Posted on | January 24, 2012 | Comments Off
Over the last two years, I have been researching and writing about Learning 2.0, the next full scale version of public education.
I started the research to find a way through the political gridlock of education politics, not because I considered myself an expert in learning theory or pedagogical practice. I think I have.
In a report to the John Randolph and Dora Haynes Foundation, which supported my research, I called for the creation of Learning 2.0.net, a public venture that would change how students learn, how teachers work, and how students gain credit for what they do.
Learning 2.0.net is both possible and necessary because the leading schools are departing from the century-old industrial batch-processing model in two ways. First, they use a form of flexible specialization, a means of production capable of responding to the needs of individual students quickly and economically. Second, they rely on peer production, social sharing and exchange to build things of value.
In the growing world of peer production, individuals cooperate to create goods and services without the intervention of firms or government agencies, although they may be enabled by them. Individual self-identification rather than management authority determines the division of labor in ventures, such as Moodle, Wikipedia or the virtual reality system Second Life. Peer production is possible because the Internet is different from other technologies because it passes the power of production and the ability to collaborate in production into the hands of individuals. It does not mean that all the capital necessary to process, store and communicate information is under individual control. That is not necessary. But with a very modest investment, individuals gain the ability to access information, to take from it, rework it and submit it back to the commons.
The relevant policy question is whether California can feasibly take steps that use the new production system to bring Learning 2.0 into being and to use the new production technology to build the capacity of the state’s education system. I believe it can.
California needs to invest in a learning infrastructure for students, one that uses the new network production technology. Think of it as a combination of Facebook for school, the best computer game you ever saw, and a smart app for your mind. By thinking of the student as the end-user rather than designing educational products that will be attractive to a textbook adoption committee, the state can vastly open up learning to new participants, approaches and ideas.
Learning 2.0.net would contain information necessary for students and their parents to navigate schooling, teaching and tutoring in different modalities and styles, and the ability for students to test their knowledge and gain credit.
For students and their parents, information lights the pathway to college and career. By when should a child be redesignated as English fluent to have a good chance of getting into college? Why are class placement tests at a community college important? At a minimum, students and their parents ought to have on-line access to reliable information about where they are on a pathway, an educational GPS function.
The second part of Learning 2.0.net would offer a variety of learning experiences, or access to them. The number learning applications grows almost hourly. In fact, there is so much learning material on the Internet that Learning 2.0.net should function as an aggregator. Also, it should assist the development of particularly sophisticated applications, social or scientific simulations. And it can be the site for collaborating teachers and students.
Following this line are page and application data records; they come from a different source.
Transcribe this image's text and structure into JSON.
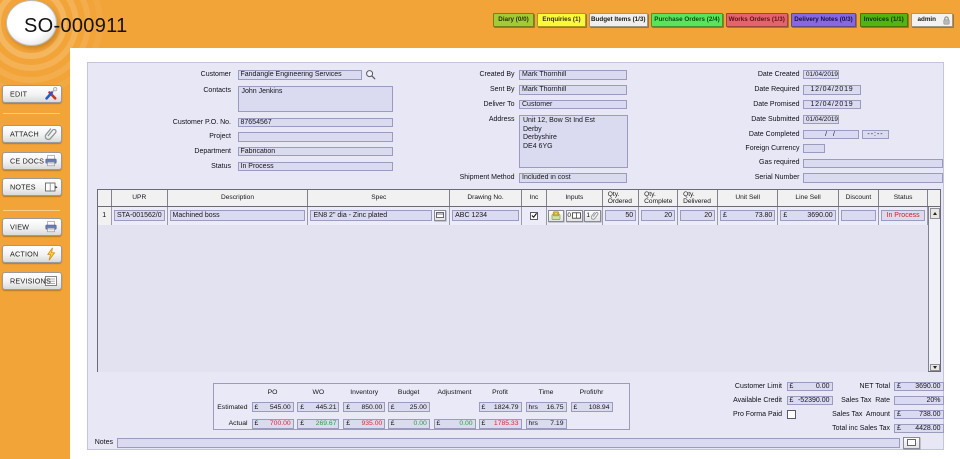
{
  "colors": {
    "brand_orange": "#F2A438",
    "status_red": "#CC2222",
    "negative_red": "#D92B35",
    "positive_green": "#2E9E44"
  },
  "header": {
    "title": "SO-000911",
    "nav": [
      {
        "label": "Diary (0/0)",
        "bg": "#A4CB35",
        "fg": "#273500"
      },
      {
        "label": "Enquiries (1)",
        "bg": "#FBF73B",
        "fg": "#33330a"
      },
      {
        "label": "Budget Items (1/3)",
        "bg": "#F0EEEC",
        "fg": "#1a1a1a"
      },
      {
        "label": "Purchase Orders (2/4)",
        "bg": "#58E55C",
        "fg": "#0d4d12"
      },
      {
        "label": "Works Orders (1/3)",
        "bg": "#E5646C",
        "fg": "#5d0f18"
      },
      {
        "label": "Delivery Notes (0/3)",
        "bg": "#8768E2",
        "fg": "#161042"
      },
      {
        "label": "Invoices (1/1)",
        "bg": "#53B411",
        "fg": "#0f3300"
      },
      {
        "label": "admin",
        "bg": "#F4F2F0",
        "fg": "#1a1a1a"
      }
    ]
  },
  "sidebar": {
    "buttons": [
      {
        "label": "EDIT"
      },
      {
        "label": "ATTACH"
      },
      {
        "label": "CE DOCS"
      },
      {
        "label": "NOTES"
      },
      {
        "label": "VIEW"
      },
      {
        "label": "ACTION"
      },
      {
        "label": "REVISIONS"
      }
    ]
  },
  "form": {
    "customer": {
      "label": "Customer",
      "value": "Fandangle Engineering Services"
    },
    "contacts": {
      "label": "Contacts",
      "value": "John Jenkins"
    },
    "customer_po_no": {
      "label": "Customer P.O. No.",
      "value": "87654567"
    },
    "project": {
      "label": "Project",
      "value": ""
    },
    "department": {
      "label": "Department",
      "value": "Fabrication"
    },
    "status": {
      "label": "Status",
      "value": "In Process"
    },
    "created_by": {
      "label": "Created By",
      "value": "Mark Thornhill"
    },
    "sent_by": {
      "label": "Sent By",
      "value": "Mark Thornhill"
    },
    "deliver_to": {
      "label": "Deliver To",
      "value": "Customer"
    },
    "address": {
      "label": "Address",
      "value": "Unit 12, Bow St Ind Est\nDerby\nDerbyshire\nDE4 6YG"
    },
    "shipment_method": {
      "label": "Shipment Method",
      "value": "Included in cost"
    },
    "date_created": {
      "label": "Date Created",
      "value": "01/04/2019"
    },
    "date_required": {
      "label": "Date Required",
      "value": "12/04/2019"
    },
    "date_promised": {
      "label": "Date Promised",
      "value": "12/04/2019"
    },
    "date_submitted": {
      "label": "Date Submitted",
      "value": "01/04/2019"
    },
    "date_completed": {
      "label": "Date Completed",
      "value": "/  /",
      "time_value": "--:--"
    },
    "foreign_currency": {
      "label": "Foreign Currency",
      "value": ""
    },
    "gas_required": {
      "label": "Gas required",
      "value": ""
    },
    "serial_number": {
      "label": "Serial Number",
      "value": ""
    }
  },
  "items": {
    "columns": {
      "upr": "UPR",
      "description": "Description",
      "spec": "Spec",
      "drawing_no": "Drawing No.",
      "inc": "Inc",
      "inputs": "Inputs",
      "qty_ordered_1": "Qty.",
      "qty_ordered_2": "Ordered",
      "qty_complete_1": "Qty.",
      "qty_complete_2": "Complete",
      "qty_delivered_1": "Qty.",
      "qty_delivered_2": "Delivered",
      "unit_sell": "Unit Sell",
      "line_sell": "Line Sell",
      "discount": "Discount",
      "status": "Status"
    },
    "row": {
      "num": "1",
      "upr": "STA-001562/0",
      "description": "Machined boss",
      "spec": "EN8 2\" dia - Zinc plated",
      "drawing_no": "ABC 1234",
      "inc_checked": true,
      "inputs_book_count": "0",
      "inputs_clip_count": "1",
      "qty_ordered": "50",
      "qty_complete": "20",
      "qty_delivered": "20",
      "currency": "£",
      "unit_sell": "73.80",
      "line_sell": "3690.00",
      "discount": "",
      "status": "In Process"
    }
  },
  "summary": {
    "currency": "£",
    "time_unit": "hrs",
    "columns": {
      "po": "PO",
      "wo": "WO",
      "inventory": "Inventory",
      "budget": "Budget",
      "adjustment": "Adjustment",
      "profit": "Profit",
      "time": "Time",
      "profit_hr": "Profit/hr"
    },
    "estimated": {
      "label": "Estimated",
      "po": "545.00",
      "wo": "445.21",
      "inventory": "850.00",
      "budget": "25.00",
      "profit": "1824.79",
      "time": "16.75",
      "profit_hr": "108.94"
    },
    "actual": {
      "label": "Actual",
      "po": "700.00",
      "wo": "269.67",
      "inventory": "935.00",
      "budget": "0.00",
      "adjustment": "0.00",
      "profit": "1785.33",
      "time": "7.19"
    }
  },
  "totals": {
    "currency": "£",
    "customer_limit": {
      "label": "Customer Limit",
      "value": "0.00"
    },
    "available_credit": {
      "label": "Available Credit",
      "value": "-52390.00"
    },
    "pro_forma_paid": {
      "label": "Pro Forma Paid",
      "checked": false
    },
    "net_total": {
      "label": "NET Total",
      "value": "3690.00"
    },
    "sales_tax_rate": {
      "label": "Sales Tax  Rate",
      "value": "20%"
    },
    "sales_tax_amount": {
      "label": "Sales Tax  Amount",
      "value": "738.00"
    },
    "total_inc_sales_tax": {
      "label": "Total inc Sales Tax",
      "value": "4428.00"
    }
  },
  "notes": {
    "label": "Notes",
    "value": ""
  }
}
The third part of Learning 2.0.net would allow students to take tests and get credit for learning. Students could take tests when they were ready, could pass courses when they were ready, could take tests as formative feedback. Unbundling teaching and testing also allows the whole education system to become more productive. If the financial rewards for school systems were correctly managed, it might also incentivize schools and districts to accelerate learning. And instead of drawing students away from substantive learning, substantive tests would motivate students and place the teacher in the position of a supportive tutor and coach to help them reach their goals.
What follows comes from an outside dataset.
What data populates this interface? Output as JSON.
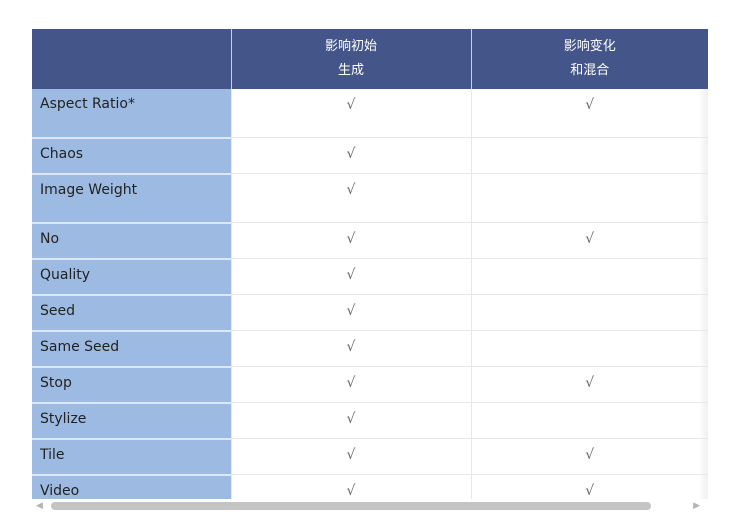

Creating a Politics of Winners
Learning 2.0.net would change the politics of education in California by changing the way students interact with the tools of learning. By changing the way students and teachers work, it would activate new interests in education, and reshape the interests of well-established parties, such as teacher unions, parents, and school districts. It would activate student and parent expectations of schooling. It would allow teachers to have field trials of new ways of arranging their work without frontally attacking the idea of a class or student-teacher ratios.
No state agency or district would demand its use as a matter of system design. Learning 2.0.net’s growth would come about through practice adoption rather than mandate. Learning 2.0.net allows teacher unions and school districts to embrace technology without forfeiting the students, the revenue they bring to a school district, or the teacher jobs that revenue allows. Students would remain enrolled in their home school and district.
Learning 2.0.net could also serve an important educational laboratory function. All the new modes of learning are in their infancy and they need more of the D(evelopment) part of R&D. Instead of a standard design, California needs many laboratories. It would help preserve a legal commons so that the intellectual property of schooling stays in the public domain. And it would allow attaching school-finance and human-resources politics to productive changes in learning.
And more than anything, Learning 2.0.net would allow existing schools to be winners, politically and educationally.